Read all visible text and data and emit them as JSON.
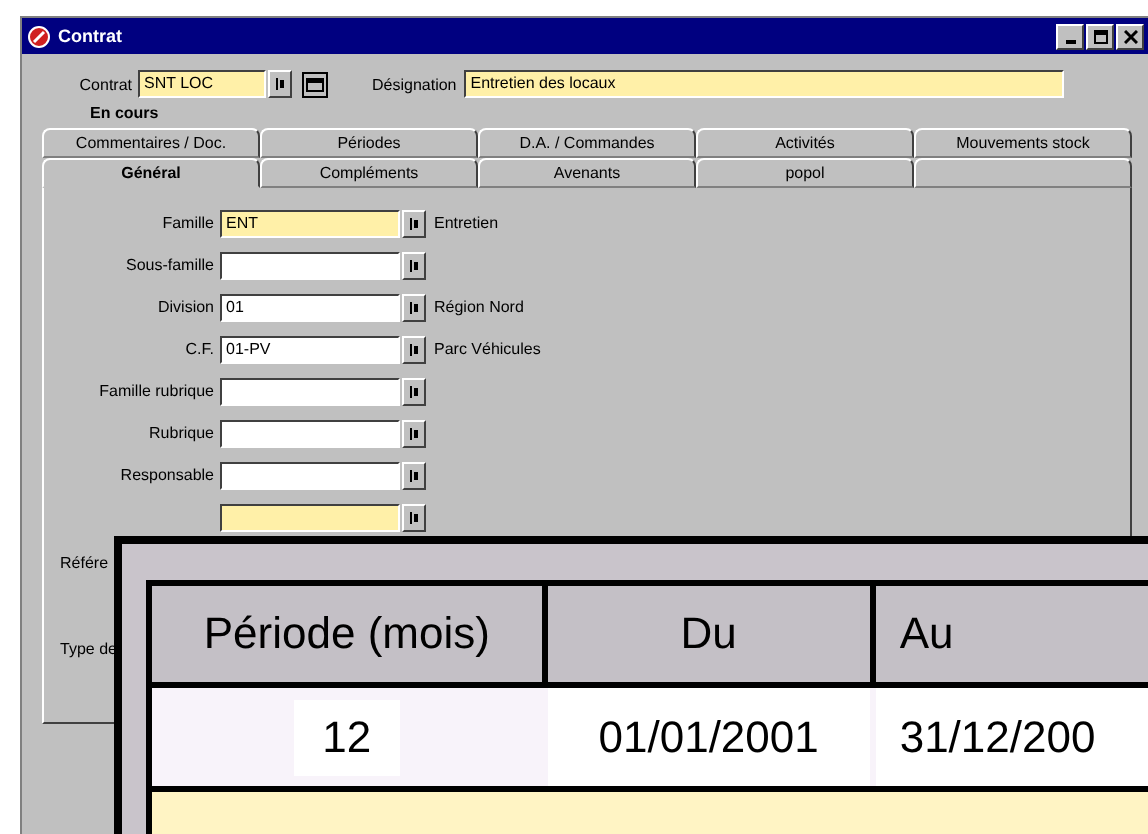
{
  "window": {
    "title": "Contrat"
  },
  "header": {
    "contract_label": "Contrat",
    "contract_value": "SNT LOC",
    "contract_required": true,
    "designation_label": "Désignation",
    "designation_value": "Entretien des locaux",
    "designation_required": true,
    "status": "En cours"
  },
  "tabs_row_1": [
    {
      "label": "Commentaires / Doc.",
      "selected": false
    },
    {
      "label": "Périodes",
      "selected": false
    },
    {
      "label": "D.A. / Commandes",
      "selected": false
    },
    {
      "label": "Activités",
      "selected": false
    },
    {
      "label": "Mouvements stock",
      "selected": false
    }
  ],
  "tabs_row_2": [
    {
      "label": "Général",
      "selected": true
    },
    {
      "label": "Compléments",
      "selected": false
    },
    {
      "label": "Avenants",
      "selected": false
    },
    {
      "label": "popol",
      "selected": false
    },
    {
      "selected": false
    }
  ],
  "fields": [
    {
      "label": "Famille",
      "value": "ENT",
      "required": true,
      "description": "Entretien"
    },
    {
      "label": "Sous-famille",
      "required": false
    },
    {
      "label": "Division",
      "value": "01",
      "required": false,
      "description": "Région Nord"
    },
    {
      "label": "C.F.",
      "value": "01-PV",
      "required": false,
      "description": "Parc Véhicules"
    },
    {
      "label": "Famille rubrique",
      "required": false
    },
    {
      "label": "Rubrique",
      "required": false
    },
    {
      "label": "Responsable",
      "required": false
    },
    {
      "required": true
    }
  ],
  "hidden_labels": [
    "Référe",
    "Type de"
  ],
  "zoom_table": {
    "columns": [
      "Période (mois)",
      "Du",
      "Au"
    ],
    "rows": [
      {
        "cells": [
          "12",
          "01/01/2001",
          "31/12/200"
        ],
        "selected": false
      },
      {
        "selected": true
      }
    ]
  }
}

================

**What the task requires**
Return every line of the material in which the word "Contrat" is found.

**Solution**
    "title": "Contrat"
    "contract_label": "Contrat",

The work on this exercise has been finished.